John Patrick McEnroe, Jr. has won more men’s tennis titles than any player in history.

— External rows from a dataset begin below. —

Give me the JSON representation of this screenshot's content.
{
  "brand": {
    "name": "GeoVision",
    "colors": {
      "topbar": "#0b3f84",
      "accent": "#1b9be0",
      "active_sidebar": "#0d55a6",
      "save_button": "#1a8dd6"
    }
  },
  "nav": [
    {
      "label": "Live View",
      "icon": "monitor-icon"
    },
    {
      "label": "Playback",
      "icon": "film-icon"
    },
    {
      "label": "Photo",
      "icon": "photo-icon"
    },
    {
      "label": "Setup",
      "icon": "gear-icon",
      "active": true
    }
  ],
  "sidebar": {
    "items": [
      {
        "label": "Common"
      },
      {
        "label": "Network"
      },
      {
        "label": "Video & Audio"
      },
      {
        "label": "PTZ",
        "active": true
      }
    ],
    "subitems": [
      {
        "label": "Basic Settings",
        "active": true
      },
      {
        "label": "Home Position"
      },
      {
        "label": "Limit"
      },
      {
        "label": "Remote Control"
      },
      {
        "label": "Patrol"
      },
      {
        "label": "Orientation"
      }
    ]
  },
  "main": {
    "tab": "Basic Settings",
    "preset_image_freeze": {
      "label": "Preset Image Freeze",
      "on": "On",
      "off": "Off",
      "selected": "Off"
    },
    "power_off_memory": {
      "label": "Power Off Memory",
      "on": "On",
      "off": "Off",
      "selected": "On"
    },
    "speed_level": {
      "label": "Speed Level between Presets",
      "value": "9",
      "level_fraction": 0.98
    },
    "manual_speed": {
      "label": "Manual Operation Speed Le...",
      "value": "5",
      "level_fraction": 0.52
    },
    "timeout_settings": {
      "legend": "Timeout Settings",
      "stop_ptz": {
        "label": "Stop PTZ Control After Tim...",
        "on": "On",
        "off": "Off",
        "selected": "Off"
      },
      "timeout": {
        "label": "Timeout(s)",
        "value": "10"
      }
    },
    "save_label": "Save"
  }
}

Born in Wiesbaden, West Germany–where his father was stationed with the U.S. Navy and his mother worked as a hospital nurse–on this date in 1959, John was the eldest of three boys. When he was nine months old, the family moved to the Douglaston neighborhood in Queens, New York, where John, Sr. worked as an advertising agent by day while attending Fordham Law School at night. Young John started playing tennis at eight and was playing regional tournaments by nine. At twelve, he was ranked seventh in his age group and joined the Port Washington Tennis Academy on Long Island, where he worked under the direction of legendary tennis coach Harry Hopman [Daily Dose, January 27], who had served as captain-coach of 22 Australian Davis Cup teams from 1939 to 1967. McEnroe attended Trinity School—ranked by Forbes as the top college prep high school in America–on the Upper West Side of New York City, where he played soccer, basketball and tennis. Following graduation in 1977, McEnroe won the mixed doubles at the French Open as an 18-year-old amateur and, one month later, qualified for the Men’s Singles at Wimbledon, where he became the youngest man to reach the semi-finals before being eliminated by Jimmy Connors. He accepted a tennis scholarship to Stanford University and, as a freshman, won the 1978 NCAA singles title while helping the Cardinal earn the team title.
Following his freshman year, McEnroe joined the ATP Tour, winning five tournaments and advancing to the fourth round of the 1978 U.S. Open en route to being named Newcomer of the Year. In 1979, he won a record 177 matches [singles and doubles], was victorious in ten tournaments and beat Vitas Gerulaitus in straight sets to become, at 20, the youngest male winner of the U.S. Open singles title since Pancho Gonzales in 1948. The following year, “Mac” went 88-18, won nine titles and faced Bjorn Borg in what many consider the greatest tennis match ever played—the 1980 Wimbledon Men’s Singles final. The match–which lasted four-and-a-half hours–required five sets, including a 34-point tiebreaker in the fourth, before the unflappable Swede outlasted the American to win his fifth straight Wimbledon singles title. McEnroe exacted revenge two months later, beating Borg in the U.S. Open. McEnroe bested Borg twice in 1981, ending his 41-match run at Wimbledon to claim his first singles title at the All England Club and at the U.S. Open in September to become the first player since Bill Tilden to win that event three straight times. McEnroe enjoyed the best season of the Open Era in 1984, going 82-3 while winning 13 of the 15 events he entered, including Wimbledon and the U.S. Open, while also claiming his fourth WCT title, third U.S. Pro Indoor Championship and second Grand Prix Masters crown. He took a sabbatical from tennis in 1986 but never regained his form and retired in 1992.
John McEnroe is one of the best singles tennis players of all time, having won 77 career titles [4th all-time], spent ten years ranked in the top ten and was four times ranked number one in the world. He is undoubtedly the finest doubles player of all time, having won 72 career titles and three Grand Slam events. Mr. McEnroe is possibly the greatest team player never to have played a team sport, as he was part of five Davis Cup-winning teams. He won 148 combined titles [singles, doubles, mixed doubles]—24 more than Jimmy Connors, his closest pursuer, and 52 more than Roger Federer—and did so with a sublime playing style built on finesse and agility. His serve did not overpower, but quick reflexes and an uncanny court sense led to his success. Arthur Ashe [Daily Dose, September 8] said, “Against Connors and Borg, you feel like you’re being hit with a sledgehammer, but McEnroe is a stiletto.” McEnroe revived American interest in the Davis Cup, which Connors and other top players shunned, saying, “My mother made me promise her I’d always play for my country if asked,” and had a career singles record of 41-8 and 18-2 in doubles in Davis Cup matches. The volatile left-hander was as well known for his on-court antics as he was for his tennis, as his competitive fire led to acerbic outbursts that landed him in trouble with umpires and tennis authorities. McEnroe won seven Grand Slam singles titles [four Wimbledon, three U.S. Open] and ten more in doubles. “Mac” compiled career singles record of 875-198 [81.55%] and earned over $12.5 million in prize money during his 15 year career. Mr. McEnroe was inducted into the International Tennis Hall of Fame in 1999 and now works as a tennis commentator for several television networks.